Data: Begin

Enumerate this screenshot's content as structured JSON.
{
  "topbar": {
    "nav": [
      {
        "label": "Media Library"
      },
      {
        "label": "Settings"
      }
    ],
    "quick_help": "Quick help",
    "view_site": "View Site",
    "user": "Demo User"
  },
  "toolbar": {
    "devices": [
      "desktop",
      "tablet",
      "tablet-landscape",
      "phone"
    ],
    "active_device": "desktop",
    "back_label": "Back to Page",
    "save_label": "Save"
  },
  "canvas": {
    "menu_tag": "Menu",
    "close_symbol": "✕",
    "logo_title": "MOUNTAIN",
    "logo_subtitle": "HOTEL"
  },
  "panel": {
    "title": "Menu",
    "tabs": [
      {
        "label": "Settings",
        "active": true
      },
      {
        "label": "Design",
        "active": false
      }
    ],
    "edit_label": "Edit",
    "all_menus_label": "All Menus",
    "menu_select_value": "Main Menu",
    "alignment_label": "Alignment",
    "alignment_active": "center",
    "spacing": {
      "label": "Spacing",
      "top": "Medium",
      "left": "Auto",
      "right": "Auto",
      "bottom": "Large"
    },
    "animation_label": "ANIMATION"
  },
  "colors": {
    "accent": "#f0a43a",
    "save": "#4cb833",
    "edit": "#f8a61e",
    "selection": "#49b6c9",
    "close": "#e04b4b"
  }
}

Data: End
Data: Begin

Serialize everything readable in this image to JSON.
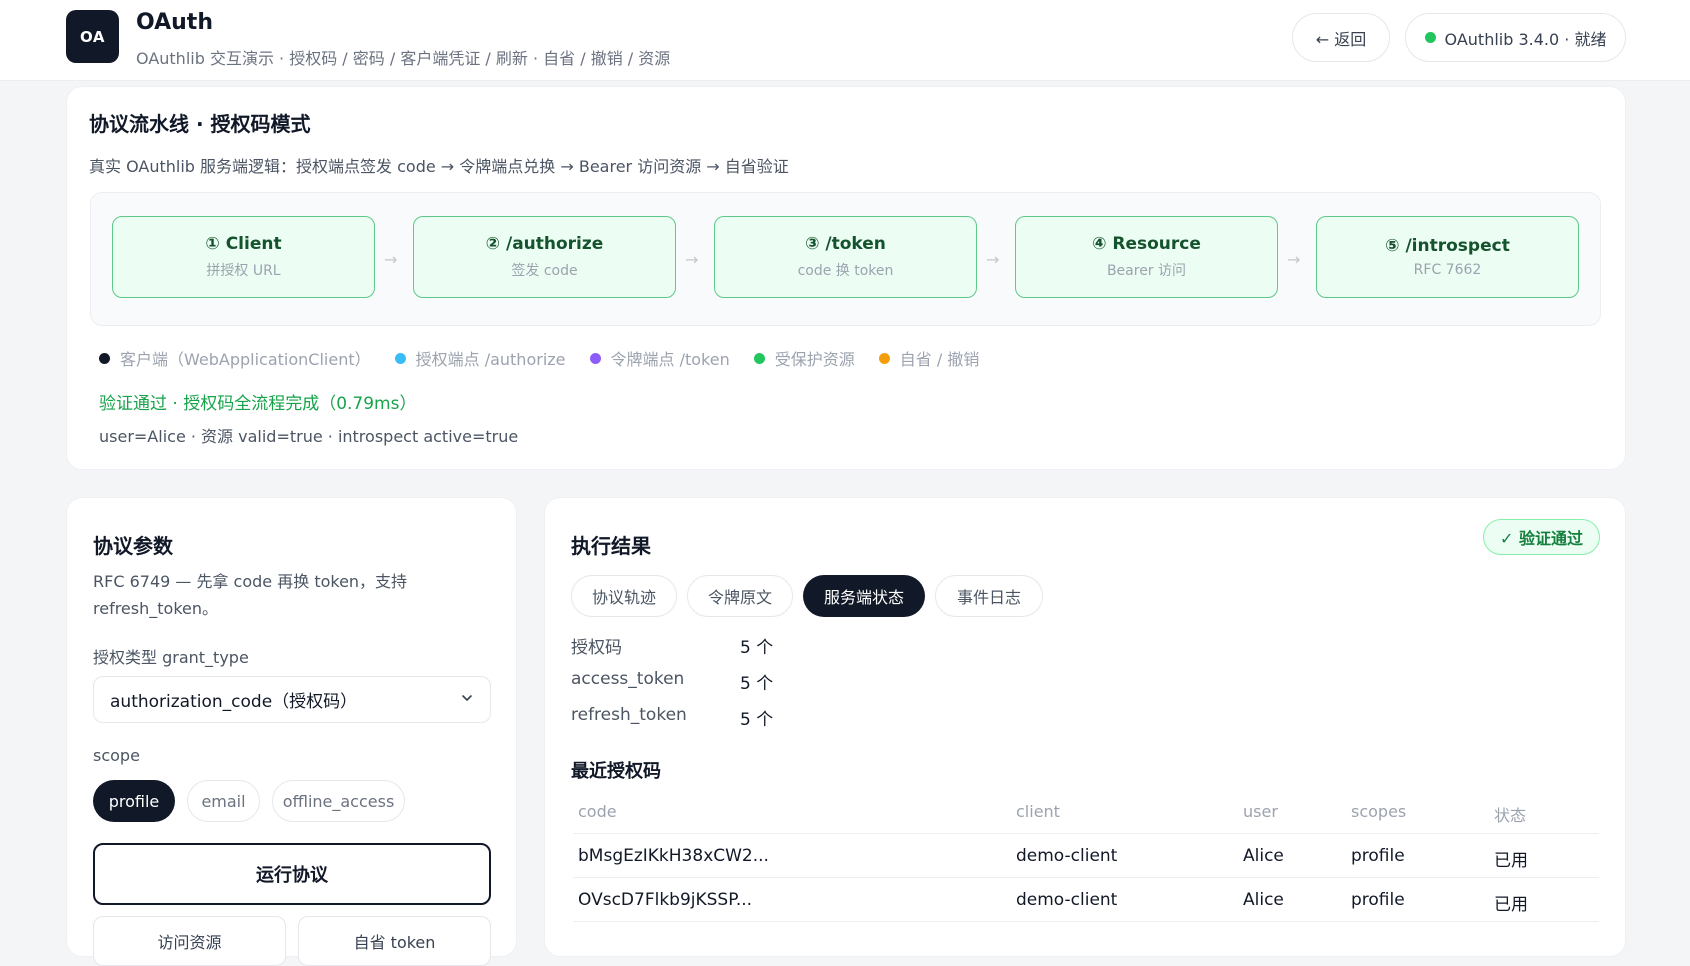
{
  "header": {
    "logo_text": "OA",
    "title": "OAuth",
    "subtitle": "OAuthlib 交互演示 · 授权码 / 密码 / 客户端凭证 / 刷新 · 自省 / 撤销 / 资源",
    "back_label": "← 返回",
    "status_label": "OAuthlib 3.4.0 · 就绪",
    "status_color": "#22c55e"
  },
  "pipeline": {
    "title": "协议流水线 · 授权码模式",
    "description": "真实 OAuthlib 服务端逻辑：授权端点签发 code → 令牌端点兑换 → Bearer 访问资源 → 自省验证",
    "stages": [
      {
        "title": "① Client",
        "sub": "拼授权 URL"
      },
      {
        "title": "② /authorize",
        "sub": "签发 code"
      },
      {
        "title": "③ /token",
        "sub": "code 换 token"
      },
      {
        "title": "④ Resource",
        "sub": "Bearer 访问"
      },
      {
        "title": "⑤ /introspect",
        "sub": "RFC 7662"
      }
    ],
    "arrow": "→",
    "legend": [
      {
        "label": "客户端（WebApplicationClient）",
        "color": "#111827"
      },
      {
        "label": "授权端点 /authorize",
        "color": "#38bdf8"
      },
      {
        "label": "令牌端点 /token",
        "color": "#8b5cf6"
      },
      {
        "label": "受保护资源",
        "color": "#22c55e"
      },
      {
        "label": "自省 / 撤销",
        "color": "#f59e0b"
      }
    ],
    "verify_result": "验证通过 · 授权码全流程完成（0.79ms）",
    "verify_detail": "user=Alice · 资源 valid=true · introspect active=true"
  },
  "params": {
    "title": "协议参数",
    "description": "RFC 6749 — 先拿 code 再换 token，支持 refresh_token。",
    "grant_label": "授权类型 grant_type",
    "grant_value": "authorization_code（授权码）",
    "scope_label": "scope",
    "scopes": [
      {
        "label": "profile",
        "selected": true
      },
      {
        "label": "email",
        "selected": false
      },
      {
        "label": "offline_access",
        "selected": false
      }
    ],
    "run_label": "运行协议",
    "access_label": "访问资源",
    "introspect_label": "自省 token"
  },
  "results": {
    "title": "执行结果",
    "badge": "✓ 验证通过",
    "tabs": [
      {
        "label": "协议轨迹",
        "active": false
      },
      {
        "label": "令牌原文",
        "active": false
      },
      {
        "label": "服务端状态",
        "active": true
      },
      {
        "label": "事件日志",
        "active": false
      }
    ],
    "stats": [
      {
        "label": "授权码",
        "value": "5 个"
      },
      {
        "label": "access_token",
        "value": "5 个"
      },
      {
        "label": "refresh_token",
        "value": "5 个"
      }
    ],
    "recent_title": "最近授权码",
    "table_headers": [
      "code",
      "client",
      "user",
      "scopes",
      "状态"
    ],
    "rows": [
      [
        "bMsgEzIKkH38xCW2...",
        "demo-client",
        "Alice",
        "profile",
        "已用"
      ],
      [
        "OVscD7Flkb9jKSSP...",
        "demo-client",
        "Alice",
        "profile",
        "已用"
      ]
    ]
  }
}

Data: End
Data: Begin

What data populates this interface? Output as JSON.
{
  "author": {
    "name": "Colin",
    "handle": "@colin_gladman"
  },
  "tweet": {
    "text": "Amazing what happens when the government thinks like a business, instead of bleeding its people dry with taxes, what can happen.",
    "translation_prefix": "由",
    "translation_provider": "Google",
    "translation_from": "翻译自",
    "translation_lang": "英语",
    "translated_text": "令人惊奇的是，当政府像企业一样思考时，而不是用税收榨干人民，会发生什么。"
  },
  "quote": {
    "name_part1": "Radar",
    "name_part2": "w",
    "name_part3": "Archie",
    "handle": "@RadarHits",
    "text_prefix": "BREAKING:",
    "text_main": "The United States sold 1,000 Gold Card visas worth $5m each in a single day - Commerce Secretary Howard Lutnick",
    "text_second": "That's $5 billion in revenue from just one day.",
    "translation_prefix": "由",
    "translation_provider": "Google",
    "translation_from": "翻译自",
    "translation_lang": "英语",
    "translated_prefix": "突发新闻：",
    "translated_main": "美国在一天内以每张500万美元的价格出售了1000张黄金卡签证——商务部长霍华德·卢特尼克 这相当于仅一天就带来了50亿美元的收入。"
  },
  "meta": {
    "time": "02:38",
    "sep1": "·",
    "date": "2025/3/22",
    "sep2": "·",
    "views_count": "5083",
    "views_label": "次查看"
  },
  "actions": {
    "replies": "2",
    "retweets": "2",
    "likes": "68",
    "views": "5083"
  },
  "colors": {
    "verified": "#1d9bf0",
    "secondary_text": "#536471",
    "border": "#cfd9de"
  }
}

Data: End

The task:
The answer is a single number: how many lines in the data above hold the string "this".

Task result:
3